Gobbledygeek episode 110, “#12,” is available for listening or download right here.
It’s been one year–and exactly half the show ago–since DC rebooted their entire line, dubbing this bold creative decision/shameless marketing ploy the “New 52.” Paul and AJ check back in on the New 52, pointing out what’s working (Animal Man, Swamp Thing) and what’s not (Justice League, Detective Comics). Has this whole thing been worth it? Has it made a difference for the company? And what are we to make of the editorial troubles that have been messily dragged out into the public? We can’t promise any good answers, but we sure try! Plus, AJ talks about the best birthday present he received and Paul has exciting adventures at the zoo.

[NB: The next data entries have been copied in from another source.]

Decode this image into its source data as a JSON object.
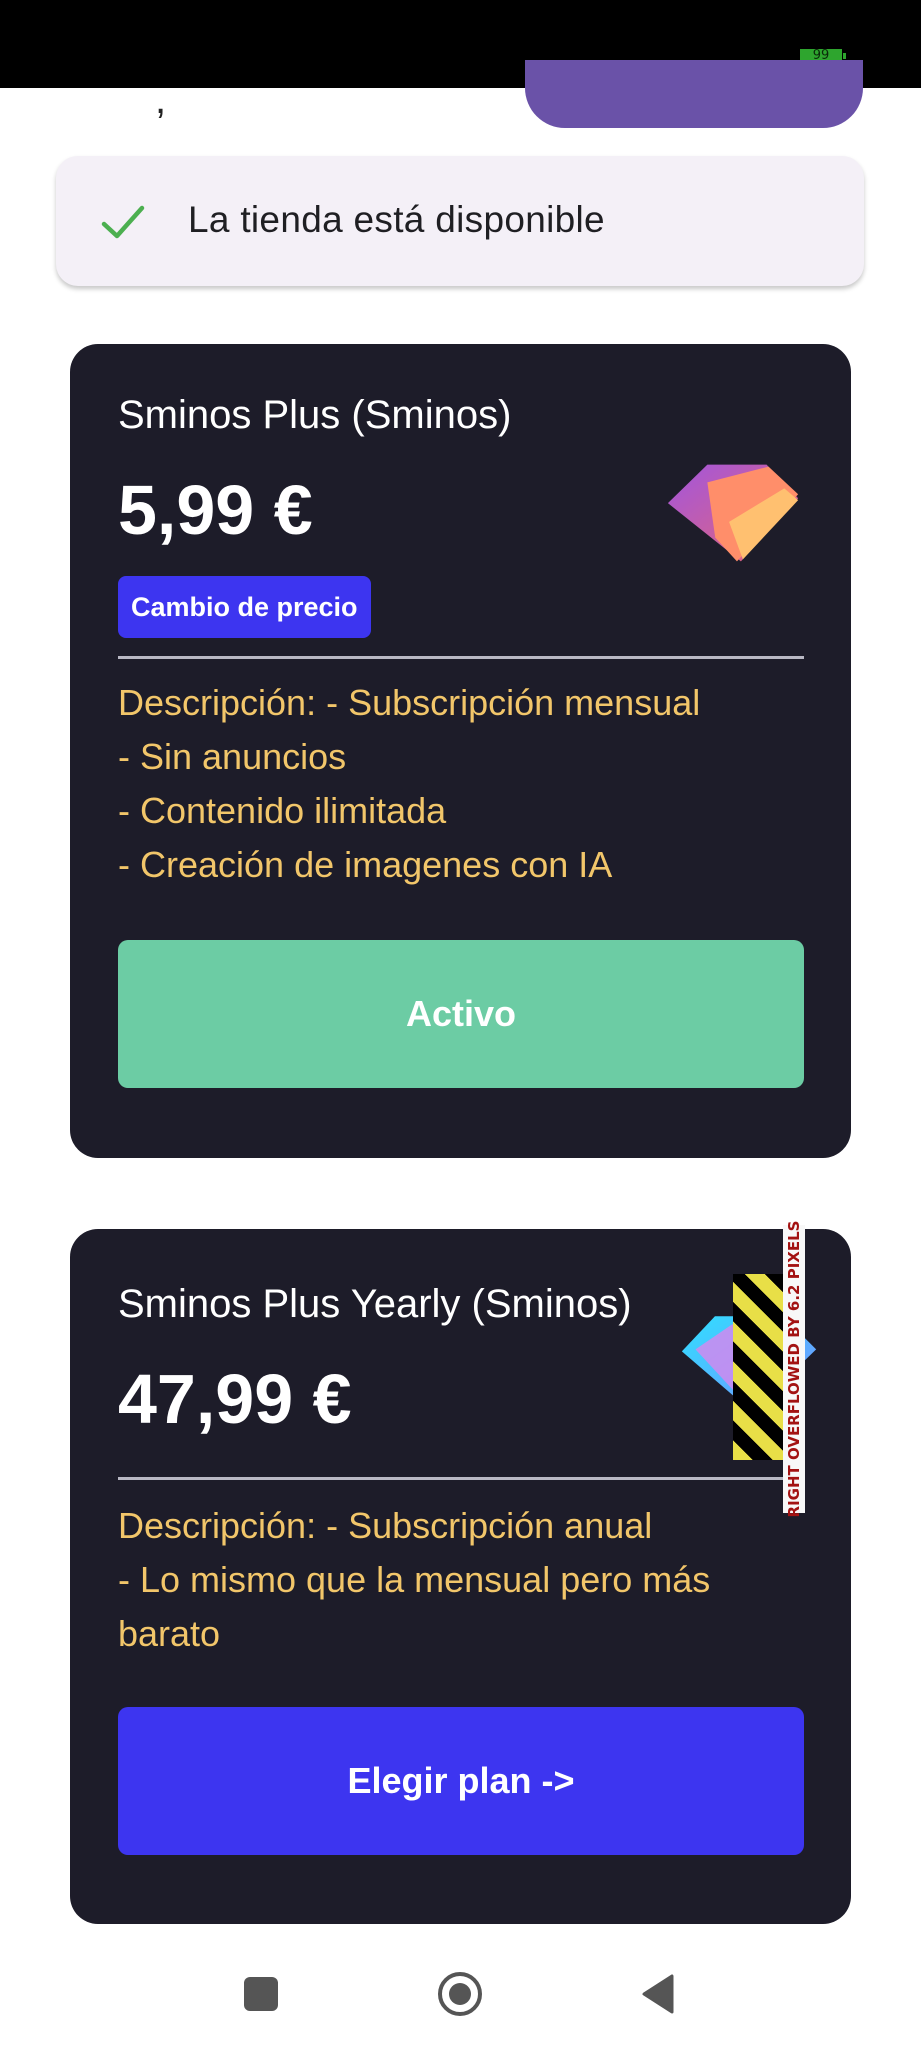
{
  "status_bar": {
    "battery": "99"
  },
  "header": {
    "partial_text": ","
  },
  "store_status": {
    "text": "La tienda está disponible",
    "icon": "check-icon"
  },
  "plans": [
    {
      "title": "Sminos Plus (Sminos)",
      "price": "5,99 €",
      "badge": "Cambio de precio",
      "description": [
        "Descripción: - Subscripción mensual",
        "- Sin anuncios",
        "- Contenido ilimitada",
        "- Creación de imagenes con IA"
      ],
      "button_label": "Activo",
      "button_color": "#6ccca4",
      "icon": "gem-icon"
    },
    {
      "title": "Sminos Plus Yearly (Sminos)",
      "price": "47,99 €",
      "description": [
        "Descripción: - Subscripción anual",
        "- Lo mismo que la mensual pero más",
        "barato"
      ],
      "button_label": "Elegir plan ->",
      "button_color": "#3d35f0",
      "icon": "gem-icon"
    }
  ],
  "overflow_warning": "RIGHT OVERFLOWED BY 6.2 PIXELS",
  "nav": {
    "recents": "square-icon",
    "home": "circle-icon",
    "back": "back-triangle-icon"
  },
  "colors": {
    "card_bg": "#1d1c29",
    "accent": "#3d35f0",
    "description": "#f2c66a",
    "active": "#6ccca4"
  }
}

Next: celebrate Gobbledygeek’s eleventy-first episode as the boys discuss the 1977 Rankin/Bass animated musical television special The Hobbit. BYOPW (bring your own pipe-weed).
(Show notes for “#12.”)